It's after midnight now (happy new year) so I'm off to bed. I'll edit tomorrow and detail the details. This pattern was not easy and the bodice was quite challenging. Measuring the pleats was the most difficult. More tomorrow.

Okay maybe not quite :-)

Instructions are:
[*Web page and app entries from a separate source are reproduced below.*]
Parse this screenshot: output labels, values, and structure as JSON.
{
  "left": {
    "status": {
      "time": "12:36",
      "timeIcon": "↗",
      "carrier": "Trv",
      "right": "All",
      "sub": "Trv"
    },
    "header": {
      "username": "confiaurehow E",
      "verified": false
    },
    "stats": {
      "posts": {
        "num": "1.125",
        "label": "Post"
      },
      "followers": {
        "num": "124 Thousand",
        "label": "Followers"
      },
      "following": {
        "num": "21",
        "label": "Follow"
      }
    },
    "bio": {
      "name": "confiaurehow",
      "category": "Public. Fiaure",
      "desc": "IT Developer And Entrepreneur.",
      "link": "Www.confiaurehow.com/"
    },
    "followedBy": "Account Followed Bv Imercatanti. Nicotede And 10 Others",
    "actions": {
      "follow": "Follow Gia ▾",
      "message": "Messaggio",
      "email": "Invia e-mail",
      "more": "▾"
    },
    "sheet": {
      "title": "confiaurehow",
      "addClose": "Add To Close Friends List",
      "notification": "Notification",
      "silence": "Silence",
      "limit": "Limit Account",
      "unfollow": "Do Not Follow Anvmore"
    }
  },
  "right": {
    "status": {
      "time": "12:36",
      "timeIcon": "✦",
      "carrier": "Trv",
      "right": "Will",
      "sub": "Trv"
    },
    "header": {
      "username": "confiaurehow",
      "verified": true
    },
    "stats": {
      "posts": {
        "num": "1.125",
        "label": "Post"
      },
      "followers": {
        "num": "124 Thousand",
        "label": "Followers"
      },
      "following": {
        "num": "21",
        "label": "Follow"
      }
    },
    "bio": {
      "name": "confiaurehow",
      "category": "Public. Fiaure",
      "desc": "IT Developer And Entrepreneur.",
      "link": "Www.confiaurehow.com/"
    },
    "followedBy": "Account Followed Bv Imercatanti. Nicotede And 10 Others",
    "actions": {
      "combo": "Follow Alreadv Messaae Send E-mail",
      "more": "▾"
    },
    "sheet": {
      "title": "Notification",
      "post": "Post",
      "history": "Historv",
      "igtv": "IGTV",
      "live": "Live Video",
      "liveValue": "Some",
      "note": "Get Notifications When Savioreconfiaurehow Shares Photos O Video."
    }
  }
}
After the patternmaker adjusted the pattern for our friend, I went to work on making it happen. The fabric chosen was linen or a linen blend. Whatever it is, it takes the iron on maximum and with steam to rid it of a crease!
The first thing I needed to do was create those pleats. It was decided to make the contrast yellow so I decided that on my 1959 Pfaff 360 I could do zig-zags very close together (Pfaffs are excellent at doing this). I'd say about 85% of time and effort went into the front bodice and this is the hardest piece I've ever made. This means a lot to be learned.
I created the pleats first then the darts. The pleat measurements have to be extremely accurate. If not the neck facings (not in the pattern, but the depression was a while ago now, so splash out a little) won't fit. Use steel ruler, edge of your table or both to ensure absolute straightness of these pleats. Pin, baste and sew, and when everything is okay (you might well have to unpick - not worth it if you overlook anything) you need to create the contrast. Make sure the stitch width is almost zero and do a test before going near the production garment. The pattern is marked where you must stop. The bottom part should be pleated but the pleat edge is not attached.
I chose to put ric-rac (or rick-rack as it used to be called) on. I pinned and basted, but found it easier to attach it by hand than to machine stitch: The machine was too hard to keep between the waves and it would be almost impossible to get a zig-zag even close. A treadle may have given sufficient control for it to work, but honestly, with colour matched thread, the hand stitches are not seen anyway and I had absolute control.
The bust darts next. These are just as normal darts, and a hint with darts is that if the wearer has a larger bust, make sure the points of the darts come to a smooth point.
The rest of it was very straight forward, so we made another addition. Added some Petersham ribbon to the waist to prevent stretching. This doesn't show at all, and is just a nice added feature to ensure the shape is retained.

Seam finishes

I've been told that pinking looks terrible and makes clothes look home made. Well, in 1937 almost all garments were pinked, especially if they were home made.
Well, very few factories had overlockers back then. If you're thinking French seams, the linen is too thick and the seams would end up a bit bulky.
So I pinked every seam.
Pinked seam, with bias binding
That reminds me: Used this wide binding on the bottom edge. Sewn right sides together then blind hemmed it. This takes a long time but why else would it look as close to the picture? I don't take shortcuts.
Only the belt remains. I've ordered a load of original deco buckles from the U.K. (they seem very common there) and will update the entry when they come through. It shouldn't take long to make a self belt for this dress. Will update again after she's modelled it.